───── Records to use
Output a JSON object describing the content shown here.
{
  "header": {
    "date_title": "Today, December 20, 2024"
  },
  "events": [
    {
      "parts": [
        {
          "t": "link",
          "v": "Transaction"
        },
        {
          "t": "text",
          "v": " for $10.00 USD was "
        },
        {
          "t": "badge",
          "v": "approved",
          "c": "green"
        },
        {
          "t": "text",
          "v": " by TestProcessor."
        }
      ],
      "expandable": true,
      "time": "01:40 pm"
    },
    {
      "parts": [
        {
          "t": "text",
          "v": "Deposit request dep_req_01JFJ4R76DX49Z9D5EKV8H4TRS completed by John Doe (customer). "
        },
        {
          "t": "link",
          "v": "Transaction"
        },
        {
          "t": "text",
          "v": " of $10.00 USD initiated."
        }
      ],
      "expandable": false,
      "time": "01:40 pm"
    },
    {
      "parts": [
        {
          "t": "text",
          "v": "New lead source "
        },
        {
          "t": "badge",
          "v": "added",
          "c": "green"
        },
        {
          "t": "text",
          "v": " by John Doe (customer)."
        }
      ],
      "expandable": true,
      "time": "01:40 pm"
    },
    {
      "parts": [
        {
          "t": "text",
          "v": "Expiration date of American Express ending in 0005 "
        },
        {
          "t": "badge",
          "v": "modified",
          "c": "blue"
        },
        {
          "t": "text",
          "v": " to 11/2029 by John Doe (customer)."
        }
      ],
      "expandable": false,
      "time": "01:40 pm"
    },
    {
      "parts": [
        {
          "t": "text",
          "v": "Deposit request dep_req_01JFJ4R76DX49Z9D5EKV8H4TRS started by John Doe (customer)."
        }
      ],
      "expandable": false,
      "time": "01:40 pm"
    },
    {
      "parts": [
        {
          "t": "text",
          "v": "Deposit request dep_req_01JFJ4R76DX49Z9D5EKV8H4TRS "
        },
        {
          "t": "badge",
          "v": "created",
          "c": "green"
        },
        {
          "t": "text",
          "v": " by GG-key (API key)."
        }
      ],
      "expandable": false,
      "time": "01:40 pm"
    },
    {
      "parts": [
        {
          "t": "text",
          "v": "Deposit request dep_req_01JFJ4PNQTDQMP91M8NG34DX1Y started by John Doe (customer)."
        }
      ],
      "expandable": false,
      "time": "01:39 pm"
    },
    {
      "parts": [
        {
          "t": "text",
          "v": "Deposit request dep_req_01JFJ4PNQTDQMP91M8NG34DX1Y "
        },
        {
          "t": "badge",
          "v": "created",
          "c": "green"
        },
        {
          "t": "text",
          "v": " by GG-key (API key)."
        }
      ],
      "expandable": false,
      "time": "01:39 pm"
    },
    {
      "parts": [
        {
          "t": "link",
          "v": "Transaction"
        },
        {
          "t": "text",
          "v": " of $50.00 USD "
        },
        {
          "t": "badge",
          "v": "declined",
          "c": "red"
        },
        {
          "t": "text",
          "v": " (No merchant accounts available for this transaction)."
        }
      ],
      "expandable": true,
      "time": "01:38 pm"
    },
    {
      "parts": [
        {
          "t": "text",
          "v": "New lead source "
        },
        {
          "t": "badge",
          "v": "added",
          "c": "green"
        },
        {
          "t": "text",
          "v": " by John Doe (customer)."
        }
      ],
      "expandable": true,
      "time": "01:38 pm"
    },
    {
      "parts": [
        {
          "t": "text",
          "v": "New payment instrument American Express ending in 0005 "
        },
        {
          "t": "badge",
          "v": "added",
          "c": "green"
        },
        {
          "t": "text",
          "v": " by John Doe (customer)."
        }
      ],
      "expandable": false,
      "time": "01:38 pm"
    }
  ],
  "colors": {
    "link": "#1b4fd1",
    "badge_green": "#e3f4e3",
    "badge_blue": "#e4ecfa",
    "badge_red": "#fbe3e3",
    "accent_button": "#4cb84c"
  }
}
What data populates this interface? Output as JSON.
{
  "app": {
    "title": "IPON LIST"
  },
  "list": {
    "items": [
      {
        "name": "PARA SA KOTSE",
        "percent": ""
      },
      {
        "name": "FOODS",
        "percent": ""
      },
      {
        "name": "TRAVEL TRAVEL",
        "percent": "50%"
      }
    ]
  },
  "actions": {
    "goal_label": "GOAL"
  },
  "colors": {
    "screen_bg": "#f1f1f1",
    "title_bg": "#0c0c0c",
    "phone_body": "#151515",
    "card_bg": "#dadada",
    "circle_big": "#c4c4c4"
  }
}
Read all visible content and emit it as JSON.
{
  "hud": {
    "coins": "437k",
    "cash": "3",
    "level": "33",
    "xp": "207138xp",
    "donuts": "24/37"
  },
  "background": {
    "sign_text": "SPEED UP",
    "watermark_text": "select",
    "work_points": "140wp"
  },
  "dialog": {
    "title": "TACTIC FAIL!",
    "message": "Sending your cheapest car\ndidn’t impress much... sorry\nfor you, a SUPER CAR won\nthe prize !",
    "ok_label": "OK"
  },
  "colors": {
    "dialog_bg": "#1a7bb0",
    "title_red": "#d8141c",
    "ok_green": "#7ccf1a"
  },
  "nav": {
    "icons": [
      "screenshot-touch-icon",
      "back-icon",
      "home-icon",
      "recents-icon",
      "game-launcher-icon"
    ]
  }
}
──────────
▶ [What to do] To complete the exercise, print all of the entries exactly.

▶ [Task output]
Output a JSON object describing the content shown here.
{
  "header": {
    "date_title": "Today, December 20, 2024"
  },
  "events": [
    {
      "parts": [
        {
          "t": "link",
          "v": "Transaction"
        },
        {
          "t": "text",
          "v": " for $10.00 USD was "
        },
        {
          "t": "badge",
          "v": "approved",
          "c": "green"
        },
        {
          "t": "text",
          "v": " by TestProcessor."
        }
      ],
      "expandable": true,
      "time": "01:40 pm"
    },
    {
      "parts": [
        {
          "t": "text",
          "v": "Deposit request dep_req_01JFJ4R76DX49Z9D5EKV8H4TRS completed by John Doe (customer). "
        },
        {
          "t": "link",
          "v": "Transaction"
        },
        {
          "t": "text",
          "v": " of $10.00 USD initiated."
        }
      ],
      "expandable": false,
      "time": "01:40 pm"
    },
    {
      "parts": [
        {
          "t": "text",
          "v": "New lead source "
        },
        {
          "t": "badge",
          "v": "added",
          "c": "green"
        },
        {
          "t": "text",
          "v": " by John Doe (customer)."
        }
      ],
      "expandable": true,
      "time": "01:40 pm"
    },
    {
      "parts": [
        {
          "t": "text",
          "v": "Expiration date of American Express ending in 0005 "
        },
        {
          "t": "badge",
          "v": "modified",
          "c": "blue"
        },
        {
          "t": "text",
          "v": " to 11/2029 by John Doe (customer)."
        }
      ],
      "expandable": false,
      "time": "01:40 pm"
    },
    {
      "parts": [
        {
          "t": "text",
          "v": "Deposit request dep_req_01JFJ4R76DX49Z9D5EKV8H4TRS started by John Doe (customer)."
        }
      ],
      "expandable": false,
      "time": "01:40 pm"
    },
    {
      "parts": [
        {
          "t": "text",
          "v": "Deposit request dep_req_01JFJ4R76DX49Z9D5EKV8H4TRS "
        },
        {
          "t": "badge",
          "v": "created",
          "c": "green"
        },
        {
          "t": "text",
          "v": " by GG-key (API key)."
        }
      ],
      "expandable": false,
      "time": "01:40 pm"
    },
    {
      "parts": [
        {
          "t": "text",
          "v": "Deposit request dep_req_01JFJ4PNQTDQMP91M8NG34DX1Y started by John Doe (customer)."
        }
      ],
      "expandable": false,
      "time": "01:39 pm"
    },
    {
      "parts": [
        {
          "t": "text",
          "v": "Deposit request dep_req_01JFJ4PNQTDQMP91M8NG34DX1Y "
        },
        {
          "t": "badge",
          "v": "created",
          "c": "green"
        },
        {
          "t": "text",
          "v": " by GG-key (API key)."
        }
      ],
      "expandable": false,
      "time": "01:39 pm"
    },
    {
      "parts": [
        {
          "t": "link",
          "v": "Transaction"
        },
        {
          "t": "text",
          "v": " of $50.00 USD "
        },
        {
          "t": "badge",
          "v": "declined",
          "c": "red"
        },
        {
          "t": "text",
          "v": " (No merchant accounts available for this transaction)."
        }
      ],
      "expandable": true,
      "time": "01:38 pm"
    },
    {
      "parts": [
        {
          "t": "text",
          "v": "New lead source "
        },
        {
          "t": "badge",
          "v": "added",
          "c": "green"
        },
        {
          "t": "text",
          "v": " by John Doe (customer)."
        }
      ],
      "expandable": true,
      "time": "01:38 pm"
    },
    {
      "parts": [
        {
          "t": "text",
          "v": "New payment instrument American Express ending in 0005 "
        },
        {
          "t": "badge",
          "v": "added",
          "c": "green"
        },
        {
          "t": "text",
          "v": " by John Doe (customer)."
        }
      ],
      "expandable": false,
      "time": "01:38 pm"
    }
  ],
  "colors": {
    "link": "#1b4fd1",
    "badge_green": "#e3f4e3",
    "badge_blue": "#e4ecfa",
    "badge_red": "#fbe3e3",
    "accent_button": "#4cb84c"
  }
}
What data populates this interface? Output as JSON.
{
  "app": {
    "title": "IPON LIST"
  },
  "list": {
    "items": [
      {
        "name": "PARA SA KOTSE",
        "percent": ""
      },
      {
        "name": "FOODS",
        "percent": ""
      },
      {
        "name": "TRAVEL TRAVEL",
        "percent": "50%"
      }
    ]
  },
  "actions": {
    "goal_label": "GOAL"
  },
  "colors": {
    "screen_bg": "#f1f1f1",
    "title_bg": "#0c0c0c",
    "phone_body": "#151515",
    "card_bg": "#dadada",
    "circle_big": "#c4c4c4"
  }
}
Read all visible content and emit it as JSON.
{
  "hud": {
    "coins": "437k",
    "cash": "3",
    "level": "33",
    "xp": "207138xp",
    "donuts": "24/37"
  },
  "background": {
    "sign_text": "SPEED UP",
    "watermark_text": "select",
    "work_points": "140wp"
  },
  "dialog": {
    "title": "TACTIC FAIL!",
    "message": "Sending your cheapest car\ndidn’t impress much... sorry\nfor you, a SUPER CAR won\nthe prize !",
    "ok_label": "OK"
  },
  "colors": {
    "dialog_bg": "#1a7bb0",
    "title_red": "#d8141c",
    "ok_green": "#7ccf1a"
  },
  "nav": {
    "icons": [
      "screenshot-touch-icon",
      "back-icon",
      "home-icon",
      "recents-icon",
      "game-launcher-icon"
    ]
  }
}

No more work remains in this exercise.